You've thoroughly embraced CE. What's your opinion of saunas? I do two sets of 12 min. sauna followed by 5 min. cold bath (only 68 F, but that's what the local bath has) three times a week.


I see you've covered all the basics for plant food -- 1/2 oz. nuts, >5 oz. beans, veggies, fruits, etc. Have you considered adding fish? It's the only food category that adds longevity you don't have covered yet.


Probably don't need that inulin with how much plant-based food you're getting.


A Brazil nut a day? Shiver. I tried eating like three of those a week, and they made me light-headed. Ended up throwing away the pound I had bought.

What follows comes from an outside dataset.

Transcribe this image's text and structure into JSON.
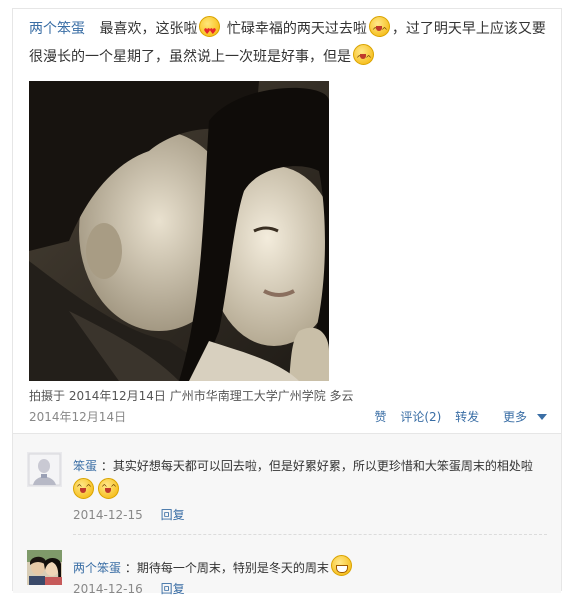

You mention daily HIIT, which is solid. What do you do for low intensity physical activity and resistance training? Do you include sprint interval training or Tabata protocol or otherwise exceed 100% VO2max with your training?


Honestly, my comments would be minor tweaks. You have a solid routine, and have gone deep both on the plant-based diet and CE. Nice!

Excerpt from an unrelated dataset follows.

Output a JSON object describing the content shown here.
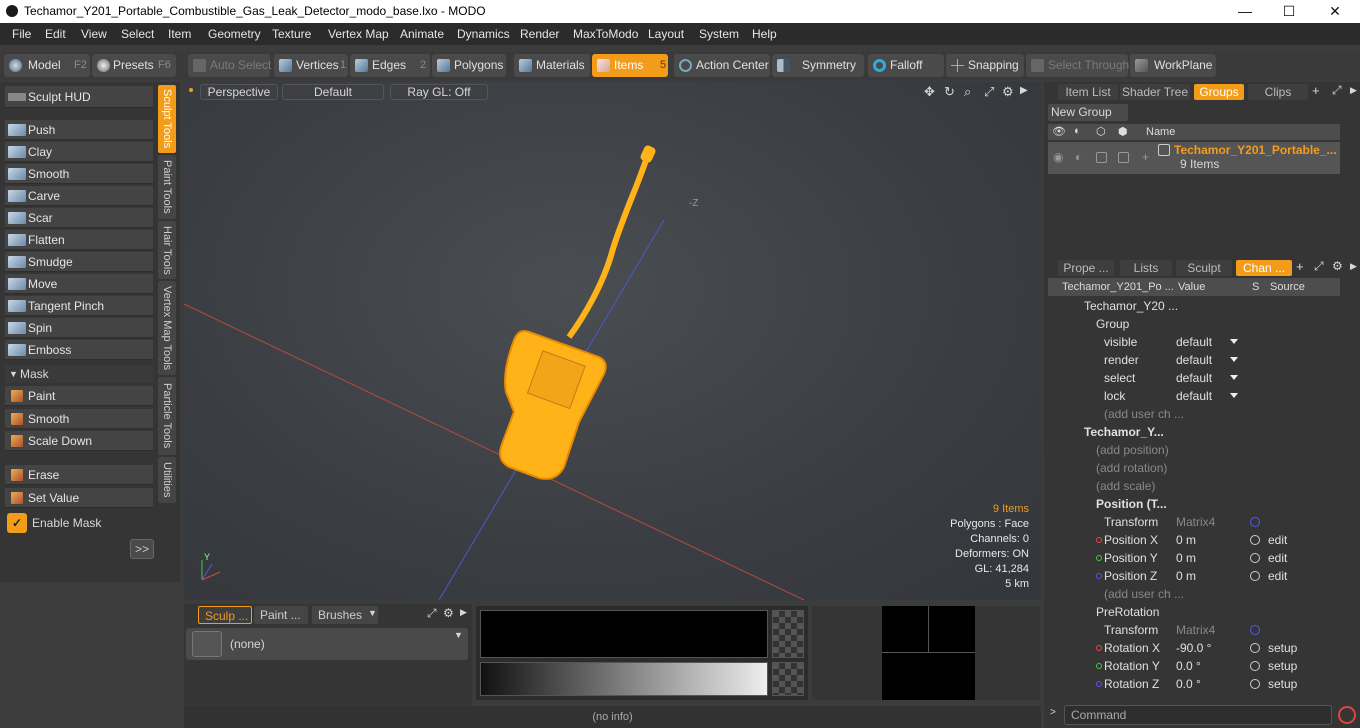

Hey Cloomis, sorry I don't check in here very often but I'd love to respond even if late...

  • I think saunas are a great addition - I wish I had access to one.  There is good evidence for health benefit there.
  • Regarding fish - I have actually started eating wild caught salmon occasionally (good source of Omega-3s).  The evidence of fish increasing longevity is mixed though.  In detailed analysis of California adventists, the longest lived cohort ever extensively studied as far as I know, researchers found that fish consumption (but otherwise vegetarian) was associated with optimal longevity in WOMEN but not in men where vegan was best (however it was very close and maybe not statistically significant in men).  Full study is here.
  • I actually stopped eating Brazil nuts due to concerns about possible overdose of selenium based on: https://pubmed.ncbi....h.gov/28805450/ (I wish I could edit the stack but I don't see that option). I also stopped consuming olive oil, the science seemed mixed on that matter and not convincing to me.
  • For low intensity physical activity I do lots of walking, bike riding, gardening.  I also do pull-ups, dips, and various weight machine exercises.  I have in the past done sprints as part of my routine, but I found it "risky", I pulled a hamstring doing that and started to feel like it was overly intense (risk of injury high) although that could probably be mitigated if I had a track to run on and did proper stretching beforehand.

I've stopped sprint interval training (20-30 second sprints) and replaced with typical HIIT routine -- 10 min warmup, (2 min full out run, 3 min jog) x3 for a 25 minute workout twice a week. Results have been great, and I've, uh, recovered my VO2max (according to Apple Watch) from the drop I had when I replaced all runs with Sprint Intervals.


Wild-caught salmon, great! Looked at the study. I think you have it reversed. Pesco best for men, didn't reach statistical signficance for women.